What’s funny about him knocking down those shots in the fourth quarter is he knew he was about to be taken out. He admitted as much after the game when he confessed that he knew if he didn’t make his next 3-pointer, he could tell Adelman was going to take him out. And that’s what the winning ultimately brought about for this team. It was relief and a chance to joke around with each other. There wasn’t a need to wonder what went wrong because the game went right for them in the end.
Adelman was able to joke about wanting to take Barea out. Chase was in the locker room, going over the box score next to J.J. and wondering why Barea couldn’t get a single assist in the game. He teased J.J. about being selfish, while Barea jabbed back reminding Budinger that it was the first game of the season in which he didn’t record an assist. J.J. also joked about the last steal Rubio was credited with needing to go Barea’s way before he explained Wall’s dribble was high at that point and once he turned him around with pressure, Ricky pounced to force the turnover.
Rubio is on a pretty remarkable streak right now with steals and stats in general. He has 43 steals in his last 10 games, something that hasn’t been done since 2002 when Ron Artest grabbed 44 steals in a 10-game stretch for the Indiana Pacers.
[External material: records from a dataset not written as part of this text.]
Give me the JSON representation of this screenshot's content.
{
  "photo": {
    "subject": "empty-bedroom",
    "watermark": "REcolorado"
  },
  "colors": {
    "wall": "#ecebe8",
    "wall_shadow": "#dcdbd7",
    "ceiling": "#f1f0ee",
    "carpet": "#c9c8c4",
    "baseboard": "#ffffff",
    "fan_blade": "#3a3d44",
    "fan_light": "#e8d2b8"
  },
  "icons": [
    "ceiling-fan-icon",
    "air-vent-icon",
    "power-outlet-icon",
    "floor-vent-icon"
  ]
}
He has four 4×5 games (at least five of a statistical category in four categories, not including turnovers) in the last seven games. Only one player (Monta Ellis) has more (five) this season. It was also the seventh 4×6 game of the season in the NBA. Rubio has two of those and three in his career. Kevin Garnett and Terrell Brandon are the only other players in Wolves’ history to do this.
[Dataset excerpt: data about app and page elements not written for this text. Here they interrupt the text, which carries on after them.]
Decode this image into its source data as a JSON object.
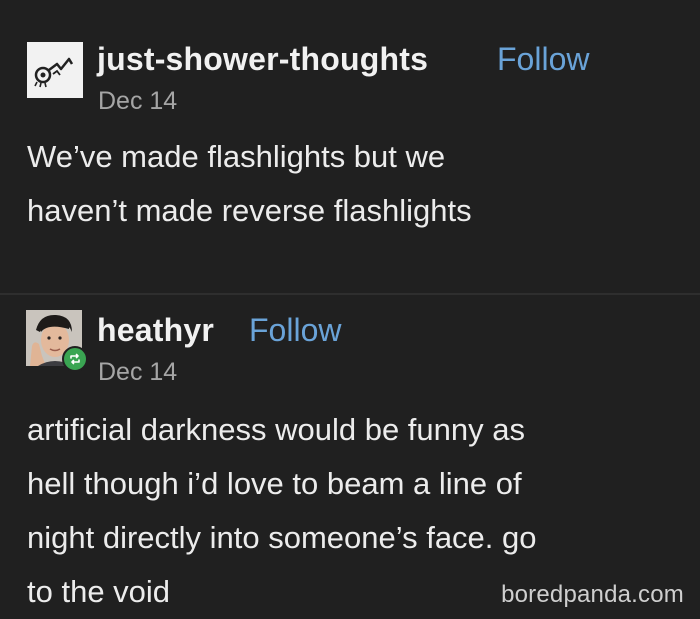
{
  "posts": [
    {
      "username": "just-shower-thoughts",
      "follow_label": "Follow",
      "date": "Dec 14",
      "avatar_icon": "shower-thoughts-logo-icon",
      "lines": [
        "We’ve made flashlights but we",
        "haven’t made reverse flashlights"
      ]
    },
    {
      "username": "heathyr",
      "follow_label": "Follow",
      "date": "Dec 14",
      "avatar_icon": "user-portrait-icon",
      "badge_icon": "reblog-icon",
      "lines": [
        "artificial darkness would be funny as",
        "hell though i’d love to beam a line of",
        "night directly into someone’s face. go",
        "to the void"
      ]
    }
  ],
  "watermark": "boredpanda.com",
  "colors": {
    "background": "#202020",
    "follow": "#6aa3d8",
    "reblog_badge": "#3aa552"
  }
}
“No,” Rubio answered in a matter of fact manner when asked if he took pride in his run of eye-popping statistics lately. “We didn’t win any games lately, so that doesn’t matter.”
It’s just about the victory right now, which came at a much-needed time. Even with the Wolves facing a pretty tough stretch of games coming up, the smallest confidence boost with a victory like the one they stole from the Wizards is important.
“Yeah, I miss winning so bad,” Rubio reflected. “I just want to win every night and I know it’s hard. You can’t do it. Even Miami can’t win every night. I missed that feeling so bad. Today was a relief to get that victory again.”